Robbie, like Anamaria notes, is very much a product of his upbringing and class structure. He's a complex hero who battles with his mind constantly about Anamaria while his body and heart are battling the other way. Normally I would be bugged by his reluctance to be with a woman because of the color of her skin but the way the author handles is more than just a trope. He's been taught a certain way and has grown up being irresponsible, somewhat lazy, headstrong and used to just breezing by in life getting by on his looks, charm and wealth. Not very admirable qualities but the way Robbie is written, it's believable and how he cares for his family and especially Anamaria, it makes him sympathetic and complex. While he's constantly saying he needs a certain type of woman to fit in with his family and friends (one that he's envisioned most of his life), his heart and body desires Anamaria because of who she is and how she appeals to him, body, mind, heart and soul.
The same thing with Anamaria who comes from a family used to loving and leaving them. She knows what type of man Robbie is and she stands up to him, never asks him for more than she knows he can give although a part of her may want more. She knows his limits and her destiny and continues to stand strong for what she wants and believes in.
The characters felt like humans rather than figures and I like that the author wasn't afraid to dig down deep and explain the differences in cultural upbringing without being heavy handed with it. It really added some nice flavor to the characters and made their inevitable union all the more sweeter.
I was a little skeptical at first about the Duquesne women not marrying and each having a different (unknown) father. I winced at first because it felt a little stereotypical but after the explanation, I felt it was apart of who Anamaria was as she was brought up in this particular family within the world-building based on how they handle their gifts. It was an interesting way of exploring the Duquesne power structure and, interestingly enough, it somewhat mirrored Robbie's background in how he relates to his family.
The suspense is at a minimum and knowing how Silhouette Romantic Suspense usually weighs more toward romance than suspense, the focus is mostly on Anamaria and Robbie's relationship than the overall mystery at hand (and a dash of some small town family drama thrown in). But it worked. I would have loved to have seen more worldbuilding a deeper look into the Duequesne family's history involving their powers and to maybe explain more about their "business arrangements". How it started, how it was passed down, what each family member thought about it. I'm sure the info would be enough for a massive epic family saga which wouldn't be a bad idea. I'd certainly love to read it. But at it's length it's a nice category that fits within the line's guidelines.

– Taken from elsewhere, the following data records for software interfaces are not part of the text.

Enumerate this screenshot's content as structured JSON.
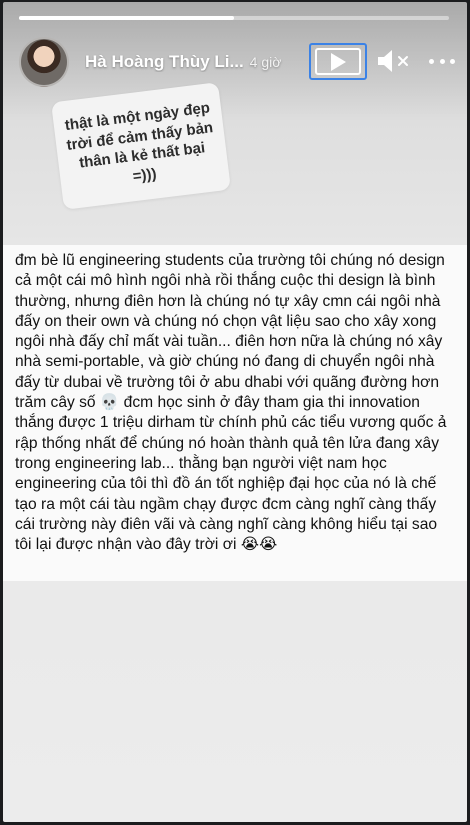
{
  "story": {
    "progress_fraction": 0.5,
    "username": "Hà Hoàng Thùy Li...",
    "timestamp": "4 giờ",
    "sticker_text": "thật là một ngày đẹp trời để cảm thấy bản thân là kẻ thất bại =)))",
    "post_text": "đm bè lũ engineering students của trường tôi chúng nó design cả một cái mô hình ngôi nhà rồi thắng cuộc thi design là bình thường, nhưng điên hơn là chúng nó tự xây cmn cái ngôi nhà đấy on their own và chúng nó chọn vật liệu sao cho xây xong ngôi nhà đấy chỉ mất vài tuần... điên hơn nữa là chúng nó xây nhà semi-portable, và giờ chúng nó đang di chuyển ngôi nhà đấy từ dubai về trường tôi ở abu dhabi với quãng đường hơn trăm cây số 💀 đcm học sinh ở đây tham gia thi innovation thắng được 1 triệu dirham từ chính phủ các tiểu vương quốc ả rập thống nhất để chúng nó hoàn thành quả tên lửa đang xây trong engineering lab... thằng bạn người việt nam học engineering của tôi thì đồ án tốt nghiệp đại học của nó là chế tạo ra một cái tàu ngầm chạy được đcm càng nghĩ càng thấy cái trường này điên vãi và càng nghĩ càng không hiểu tại sao tôi lại được nhận vào đây trời ơi 😭😭"
  },
  "controls": {
    "play": "play-icon",
    "mute": "speaker-muted-icon",
    "more": "more-horizontal-icon"
  },
  "colors": {
    "focus_ring": "#3b82e6",
    "background": "#1b1c1e"
  }
}
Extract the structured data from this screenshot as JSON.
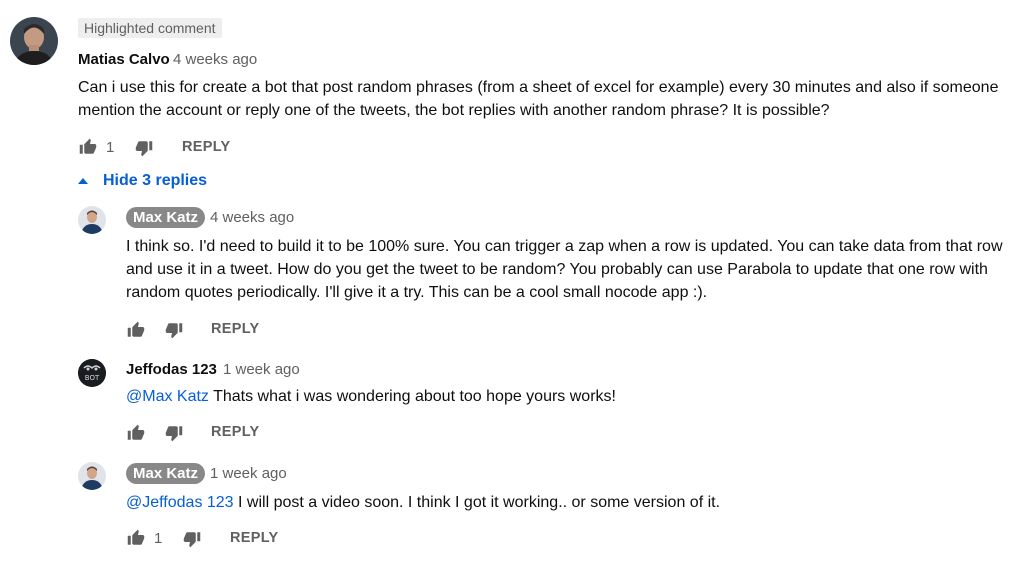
{
  "main_comment": {
    "badge": "Highlighted comment",
    "author": "Matias Calvo",
    "time": "4 weeks ago",
    "text": "Can i use this for create a bot that post random phrases (from a sheet of excel for example) every 30 minutes and also if someone mention the account or reply one of the tweets, the bot replies with another random phrase? It is possible?",
    "likes": "1",
    "reply_label": "REPLY"
  },
  "replies_toggle": "Hide 3 replies",
  "replies": [
    {
      "author": "Max Katz",
      "time": "4 weeks ago",
      "text": "I think so. I'd need to build it to be 100% sure. You can trigger a zap when a row is updated. You can take data from that row and use it in a tweet. How do you get the tweet to be random? You probably can use Parabola to update that one row with random quotes periodically. I'll give it a try. This can be a cool small nocode app :).",
      "reply_label": "REPLY"
    },
    {
      "author": "Jeffodas 123",
      "time": "1 week ago",
      "avatar_text": "BOT",
      "mention": "@Max Katz",
      "text": "Thats what i was wondering about too hope yours works!",
      "reply_label": "REPLY"
    },
    {
      "author": "Max Katz",
      "time": "1 week ago",
      "mention": "@Jeffodas 123",
      "text": "I will post a video soon. I think I got it working.. or some version of it.",
      "likes": "1",
      "reply_label": "REPLY"
    }
  ]
}
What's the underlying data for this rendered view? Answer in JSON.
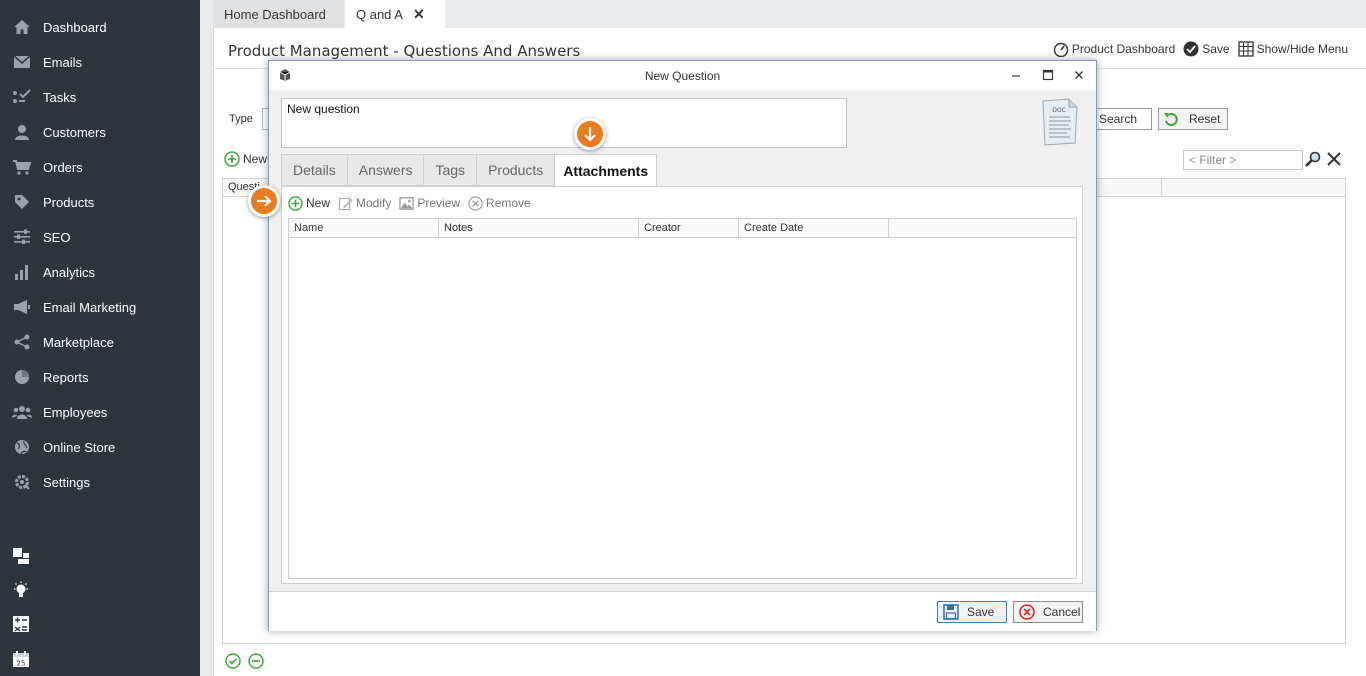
{
  "sidebar": {
    "items": [
      {
        "label": "Dashboard",
        "icon": "home-icon"
      },
      {
        "label": "Emails",
        "icon": "envelope-icon"
      },
      {
        "label": "Tasks",
        "icon": "tasks-icon"
      },
      {
        "label": "Customers",
        "icon": "user-icon"
      },
      {
        "label": "Orders",
        "icon": "cart-icon"
      },
      {
        "label": "Products",
        "icon": "tag-icon"
      },
      {
        "label": "SEO",
        "icon": "sliders-icon"
      },
      {
        "label": "Analytics",
        "icon": "bar-chart-icon"
      },
      {
        "label": "Email Marketing",
        "icon": "megaphone-icon"
      },
      {
        "label": "Marketplace",
        "icon": "share-icon"
      },
      {
        "label": "Reports",
        "icon": "pie-chart-icon"
      },
      {
        "label": "Employees",
        "icon": "users-icon"
      },
      {
        "label": "Online Store",
        "icon": "globe-icon"
      },
      {
        "label": "Settings",
        "icon": "gear-icon"
      }
    ],
    "bottom_icons": [
      "layout-icon",
      "lightbulb-icon",
      "calculator-icon",
      "calendar-icon"
    ]
  },
  "top_tabs": {
    "home": "Home Dashboard",
    "qa": "Q and A"
  },
  "page": {
    "title": "Product Management - Questions And Answers",
    "product_dashboard": "Product Dashboard",
    "save": "Save",
    "show_hide_menu": "Show/Hide Menu",
    "type_label": "Type",
    "search_label": "Search",
    "reset_label": "Reset",
    "new_label": "New",
    "filter_placeholder": "< Filter >",
    "grid_header": "Questi"
  },
  "modal": {
    "title": "New Question",
    "question_text": "New question",
    "tabs": [
      "Details",
      "Answers",
      "Tags",
      "Products",
      "Attachments"
    ],
    "active_tab": "Attachments",
    "toolbar": {
      "new": "New",
      "modify": "Modify",
      "preview": "Preview",
      "remove": "Remove"
    },
    "columns": [
      "Name",
      "Notes",
      "Creator",
      "Create Date"
    ],
    "save": "Save",
    "cancel": "Cancel"
  },
  "colors": {
    "sidebar_bg": "#2f353d",
    "hint_orange": "#ea7b1e",
    "green": "#3aa537",
    "red": "#d8262f"
  }
}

Scandal at Copper Lake mixes interracial romance, a little bit of paranormal and mystery for a wonderfully written novel I'm more than happy to add to my keeper shelf. I'll probably be rereading this one again as its going on my keeper shelf. I hope HQN pays attention and bring us IR readers and lovers more well written books with various themes that explore what the lines have to offer. ...more